THE TASK ::
Reproduce the records below in full and without edits, omitting images.

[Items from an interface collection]

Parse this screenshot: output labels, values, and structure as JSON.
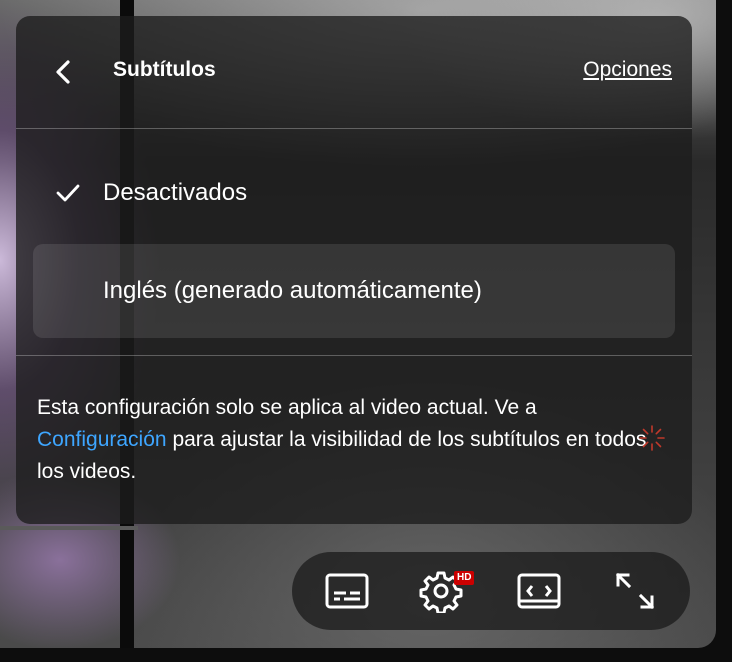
{
  "header": {
    "title": "Subtítulos",
    "options_label": "Opciones"
  },
  "items": [
    {
      "label": "Desactivados",
      "selected": true
    },
    {
      "label": "Inglés (generado automáticamente)",
      "selected": false
    }
  ],
  "info": {
    "text_before": "Esta configuración solo se aplica al video actual. Ve a",
    "link_label": "Configuración",
    "text_after": "para ajustar la visibilidad de los subtítulos en todos los videos."
  },
  "controls": {
    "buttons": [
      {
        "icon": "subtitles-icon"
      },
      {
        "icon": "settings-gear-icon",
        "badge": "HD"
      },
      {
        "icon": "theater-mode-icon"
      },
      {
        "icon": "fullscreen-icon"
      }
    ]
  },
  "colors": {
    "link": "#3ea6ff",
    "hd_badge": "#cc0000",
    "panel_bg": "rgba(28,28,28,0.78)"
  }
}
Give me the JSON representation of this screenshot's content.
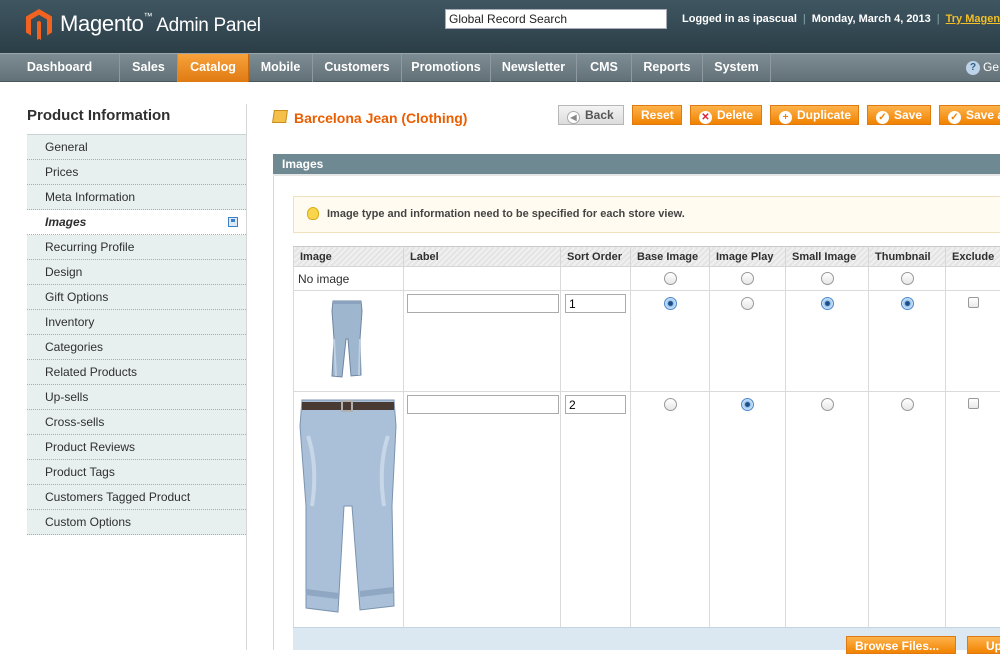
{
  "header": {
    "brand": "Magento",
    "trademark": "™",
    "subtitle": "Admin Panel",
    "search_value": "Global Record Search",
    "logged_in": "Logged in as ipascual",
    "date": "Monday, March 4, 2013",
    "try_link": "Try Magento G"
  },
  "nav": {
    "items": [
      {
        "label": "Dashboard"
      },
      {
        "label": "Sales"
      },
      {
        "label": "Catalog"
      },
      {
        "label": "Mobile"
      },
      {
        "label": "Customers"
      },
      {
        "label": "Promotions"
      },
      {
        "label": "Newsletter"
      },
      {
        "label": "CMS"
      },
      {
        "label": "Reports"
      },
      {
        "label": "System"
      }
    ],
    "active": "Catalog",
    "help_label": "Ge"
  },
  "sidebar": {
    "title": "Product Information",
    "items": [
      {
        "label": "General"
      },
      {
        "label": "Prices"
      },
      {
        "label": "Meta Information"
      },
      {
        "label": "Images"
      },
      {
        "label": "Recurring Profile"
      },
      {
        "label": "Design"
      },
      {
        "label": "Gift Options"
      },
      {
        "label": "Inventory"
      },
      {
        "label": "Categories"
      },
      {
        "label": "Related Products"
      },
      {
        "label": "Up-sells"
      },
      {
        "label": "Cross-sells"
      },
      {
        "label": "Product Reviews"
      },
      {
        "label": "Product Tags"
      },
      {
        "label": "Customers Tagged Product"
      },
      {
        "label": "Custom Options"
      }
    ],
    "active": "Images"
  },
  "page": {
    "title": "Barcelona Jean (Clothing)",
    "buttons": {
      "back": "Back",
      "reset": "Reset",
      "delete": "Delete",
      "duplicate": "Duplicate",
      "save": "Save",
      "save_continue": "Save a"
    }
  },
  "images_section": {
    "title": "Images",
    "notice": "Image type and information need to be specified for each store view.",
    "columns": [
      "Image",
      "Label",
      "Sort Order",
      "Base Image",
      "Image Play",
      "Small Image",
      "Thumbnail",
      "Exclude"
    ],
    "no_image_label": "No image",
    "rows": [
      {
        "label": "",
        "sort_order": "1",
        "base_image": true,
        "image_play": false,
        "small_image": true,
        "thumbnail": true,
        "exclude": false
      },
      {
        "label": "",
        "sort_order": "2",
        "base_image": false,
        "image_play": true,
        "small_image": false,
        "thumbnail": false,
        "exclude": false
      }
    ],
    "browse_button": "Browse Files...",
    "upload_button": "Up"
  },
  "colors": {
    "accent": "#eb5e00",
    "header_bg": "#2b3e47",
    "nav_active": "#f18200"
  }
}
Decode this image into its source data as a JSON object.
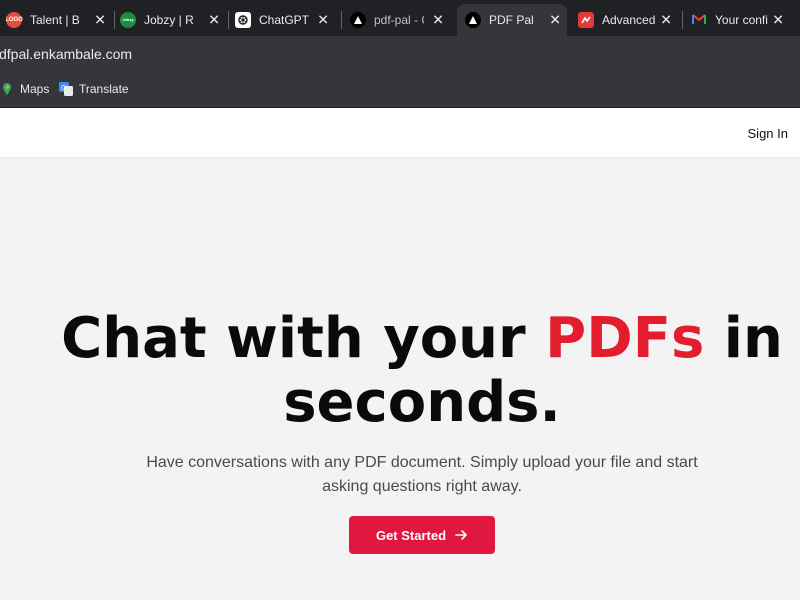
{
  "tabs": [
    {
      "title": "Talent | Bac",
      "favicon_color": "#e74c3c",
      "favicon_text": "LOGO"
    },
    {
      "title": "Jobzy | Rea",
      "favicon_color": "#1e8e3e",
      "favicon_text": "Jobzy"
    },
    {
      "title": "ChatGPT",
      "favicon_color": "#ffffff",
      "favicon_text": ""
    },
    {
      "title": "pdf-pal - C",
      "favicon_color": "#000000",
      "favicon_text": ""
    },
    {
      "title": "PDF Pal",
      "favicon_color": "#000000",
      "favicon_text": "",
      "active": true
    },
    {
      "title": "Advanced",
      "favicon_color": "#e53935",
      "favicon_text": ""
    },
    {
      "title": "Your confi",
      "favicon_color": "#ffffff",
      "favicon_text": "M"
    }
  ],
  "address": {
    "url": "dfpal.enkambale.com"
  },
  "bookmarks": [
    {
      "label": "Maps"
    },
    {
      "label": "Translate"
    }
  ],
  "header": {
    "signin_label": "Sign In"
  },
  "hero": {
    "headline_part1": "Chat with your ",
    "headline_accent": "PDFs",
    "headline_part2": " in",
    "headline_line2": "seconds.",
    "subtitle_line1": "Have conversations with any PDF document. Simply upload your file and start",
    "subtitle_line2": "asking questions right away.",
    "cta_label": "Get Started"
  },
  "colors": {
    "accent": "#e11d2e",
    "button": "#e0173f"
  }
}
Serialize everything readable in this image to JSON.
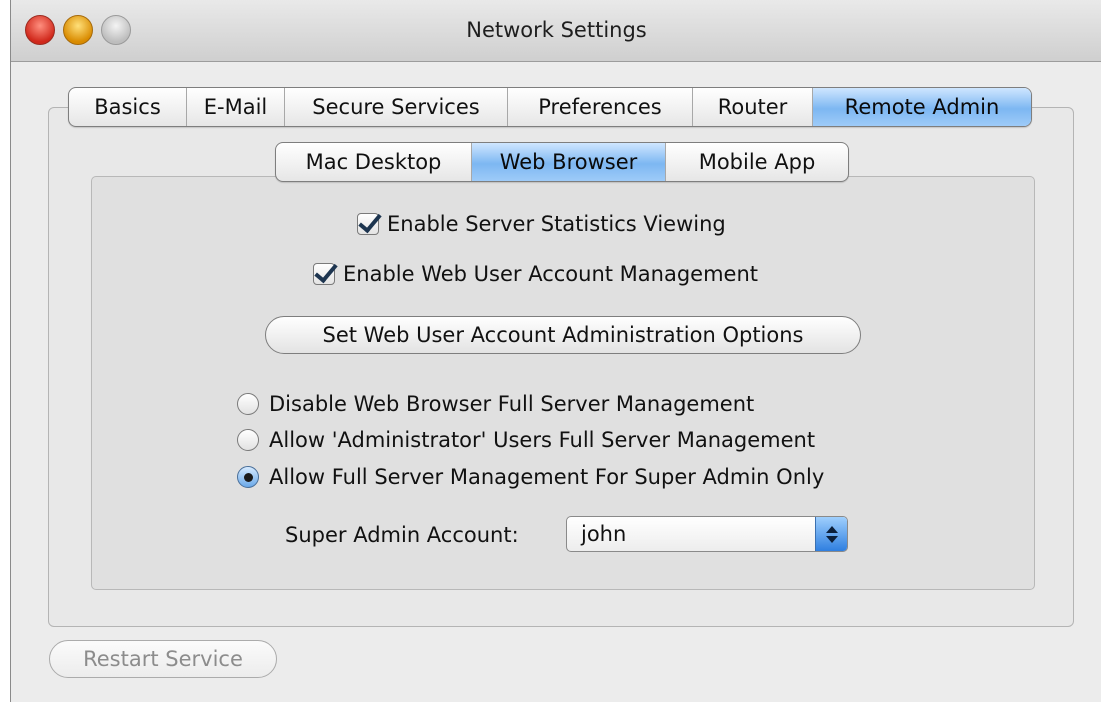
{
  "window": {
    "title": "Network Settings",
    "traffic_lights": [
      "close",
      "minimize",
      "zoom"
    ]
  },
  "main_tabs": {
    "items": [
      {
        "label": "Basics",
        "active": false
      },
      {
        "label": "E-Mail",
        "active": false
      },
      {
        "label": "Secure Services",
        "active": false
      },
      {
        "label": "Preferences",
        "active": false
      },
      {
        "label": "Router",
        "active": false
      },
      {
        "label": "Remote Admin",
        "active": true
      }
    ]
  },
  "sub_tabs": {
    "items": [
      {
        "label": "Mac Desktop",
        "active": false
      },
      {
        "label": "Web Browser",
        "active": true
      },
      {
        "label": "Mobile App",
        "active": false
      }
    ]
  },
  "options": {
    "enable_stats": {
      "label": "Enable Server Statistics Viewing",
      "checked": true
    },
    "enable_account_mgmt": {
      "label": "Enable Web User Account Management",
      "checked": true
    },
    "set_options_button": "Set Web User Account Administration Options"
  },
  "management": {
    "radios": [
      {
        "label": "Disable Web Browser Full Server Management",
        "selected": false
      },
      {
        "label": "Allow 'Administrator' Users Full Server Management",
        "selected": false
      },
      {
        "label": "Allow Full Server Management For Super Admin Only",
        "selected": true
      }
    ],
    "super_admin_label": "Super Admin Account:",
    "super_admin_value": "john"
  },
  "footer": {
    "restart_button": "Restart Service",
    "restart_enabled": false
  },
  "colors": {
    "accent": "#7db7f2",
    "window_bg": "#ececec",
    "disabled_text": "#8c8c8c"
  }
}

ANSWER SECTION ::
Parse this screenshot: output labels, values, and structure as JSON.
{
  "header": {
    "title": "Subtítulos",
    "options_label": "Opciones"
  },
  "items": [
    {
      "label": "Desactivados",
      "selected": true
    },
    {
      "label": "Inglés (generado automáticamente)",
      "selected": false
    }
  ],
  "info": {
    "text_before": "Esta configuración solo se aplica al video actual. Ve a",
    "link_label": "Configuración",
    "text_after": "para ajustar la visibilidad de los subtítulos en todos los videos."
  },
  "controls": {
    "buttons": [
      {
        "icon": "subtitles-icon"
      },
      {
        "icon": "settings-gear-icon",
        "badge": "HD"
      },
      {
        "icon": "theater-mode-icon"
      },
      {
        "icon": "fullscreen-icon"
      }
    ]
  },
  "colors": {
    "link": "#3ea6ff",
    "hd_badge": "#cc0000",
    "panel_bg": "rgba(28,28,28,0.78)"
  }
}
Give me the JSON representation of this screenshot's content.
{
  "header": {
    "brand": "Magento",
    "trademark": "™",
    "subtitle": "Admin Panel",
    "search_value": "Global Record Search",
    "logged_in": "Logged in as ipascual",
    "date": "Monday, March 4, 2013",
    "try_link": "Try Magento G"
  },
  "nav": {
    "items": [
      {
        "label": "Dashboard"
      },
      {
        "label": "Sales"
      },
      {
        "label": "Catalog"
      },
      {
        "label": "Mobile"
      },
      {
        "label": "Customers"
      },
      {
        "label": "Promotions"
      },
      {
        "label": "Newsletter"
      },
      {
        "label": "CMS"
      },
      {
        "label": "Reports"
      },
      {
        "label": "System"
      }
    ],
    "active": "Catalog",
    "help_label": "Ge"
  },
  "sidebar": {
    "title": "Product Information",
    "items": [
      {
        "label": "General"
      },
      {
        "label": "Prices"
      },
      {
        "label": "Meta Information"
      },
      {
        "label": "Images"
      },
      {
        "label": "Recurring Profile"
      },
      {
        "label": "Design"
      },
      {
        "label": "Gift Options"
      },
      {
        "label": "Inventory"
      },
      {
        "label": "Categories"
      },
      {
        "label": "Related Products"
      },
      {
        "label": "Up-sells"
      },
      {
        "label": "Cross-sells"
      },
      {
        "label": "Product Reviews"
      },
      {
        "label": "Product Tags"
      },
      {
        "label": "Customers Tagged Product"
      },
      {
        "label": "Custom Options"
      }
    ],
    "active": "Images"
  },
  "page": {
    "title": "Barcelona Jean (Clothing)",
    "buttons": {
      "back": "Back",
      "reset": "Reset",
      "delete": "Delete",
      "duplicate": "Duplicate",
      "save": "Save",
      "save_continue": "Save a"
    }
  },
  "images_section": {
    "title": "Images",
    "notice": "Image type and information need to be specified for each store view.",
    "columns": [
      "Image",
      "Label",
      "Sort Order",
      "Base Image",
      "Image Play",
      "Small Image",
      "Thumbnail",
      "Exclude"
    ],
    "no_image_label": "No image",
    "rows": [
      {
        "label": "",
        "sort_order": "1",
        "base_image": true,
        "image_play": false,
        "small_image": true,
        "thumbnail": true,
        "exclude": false
      },
      {
        "label": "",
        "sort_order": "2",
        "base_image": false,
        "image_play": true,
        "small_image": false,
        "thumbnail": false,
        "exclude": false
      }
    ],
    "browse_button": "Browse Files...",
    "upload_button": "Up"
  },
  "colors": {
    "accent": "#eb5e00",
    "header_bg": "#2b3e47",
    "nav_active": "#f18200"
  }
}
Decode this image into its source data as a JSON object.
{
  "tabs": [
    {
      "title": "Talent | Bac",
      "favicon_color": "#e74c3c",
      "favicon_text": "LOGO"
    },
    {
      "title": "Jobzy | Rea",
      "favicon_color": "#1e8e3e",
      "favicon_text": "Jobzy"
    },
    {
      "title": "ChatGPT",
      "favicon_color": "#ffffff",
      "favicon_text": ""
    },
    {
      "title": "pdf-pal - C",
      "favicon_color": "#000000",
      "favicon_text": ""
    },
    {
      "title": "PDF Pal",
      "favicon_color": "#000000",
      "favicon_text": "",
      "active": true
    },
    {
      "title": "Advanced",
      "favicon_color": "#e53935",
      "favicon_text": ""
    },
    {
      "title": "Your confi",
      "favicon_color": "#ffffff",
      "favicon_text": "M"
    }
  ],
  "address": {
    "url": "dfpal.enkambale.com"
  },
  "bookmarks": [
    {
      "label": "Maps"
    },
    {
      "label": "Translate"
    }
  ],
  "header": {
    "signin_label": "Sign In"
  },
  "hero": {
    "headline_part1": "Chat with your ",
    "headline_accent": "PDFs",
    "headline_part2": " in",
    "headline_line2": "seconds.",
    "subtitle_line1": "Have conversations with any PDF document. Simply upload your file and start",
    "subtitle_line2": "asking questions right away.",
    "cta_label": "Get Started"
  },
  "colors": {
    "accent": "#e11d2e",
    "button": "#e0173f"
  }
}
Serialize everything readable in this image to JSON.
{
  "window": {
    "title": "Network Settings",
    "traffic_lights": [
      "close",
      "minimize",
      "zoom"
    ]
  },
  "main_tabs": {
    "items": [
      {
        "label": "Basics",
        "active": false
      },
      {
        "label": "E-Mail",
        "active": false
      },
      {
        "label": "Secure Services",
        "active": false
      },
      {
        "label": "Preferences",
        "active": false
      },
      {
        "label": "Router",
        "active": false
      },
      {
        "label": "Remote Admin",
        "active": true
      }
    ]
  },
  "sub_tabs": {
    "items": [
      {
        "label": "Mac Desktop",
        "active": false
      },
      {
        "label": "Web Browser",
        "active": true
      },
      {
        "label": "Mobile App",
        "active": false
      }
    ]
  },
  "options": {
    "enable_stats": {
      "label": "Enable Server Statistics Viewing",
      "checked": true
    },
    "enable_account_mgmt": {
      "label": "Enable Web User Account Management",
      "checked": true
    },
    "set_options_button": "Set Web User Account Administration Options"
  },
  "management": {
    "radios": [
      {
        "label": "Disable Web Browser Full Server Management",
        "selected": false
      },
      {
        "label": "Allow 'Administrator' Users Full Server Management",
        "selected": false
      },
      {
        "label": "Allow Full Server Management For Super Admin Only",
        "selected": true
      }
    ],
    "super_admin_label": "Super Admin Account:",
    "super_admin_value": "john"
  },
  "footer": {
    "restart_button": "Restart Service",
    "restart_enabled": false
  },
  "colors": {
    "accent": "#7db7f2",
    "window_bg": "#ececec",
    "disabled_text": "#8c8c8c"
  }
}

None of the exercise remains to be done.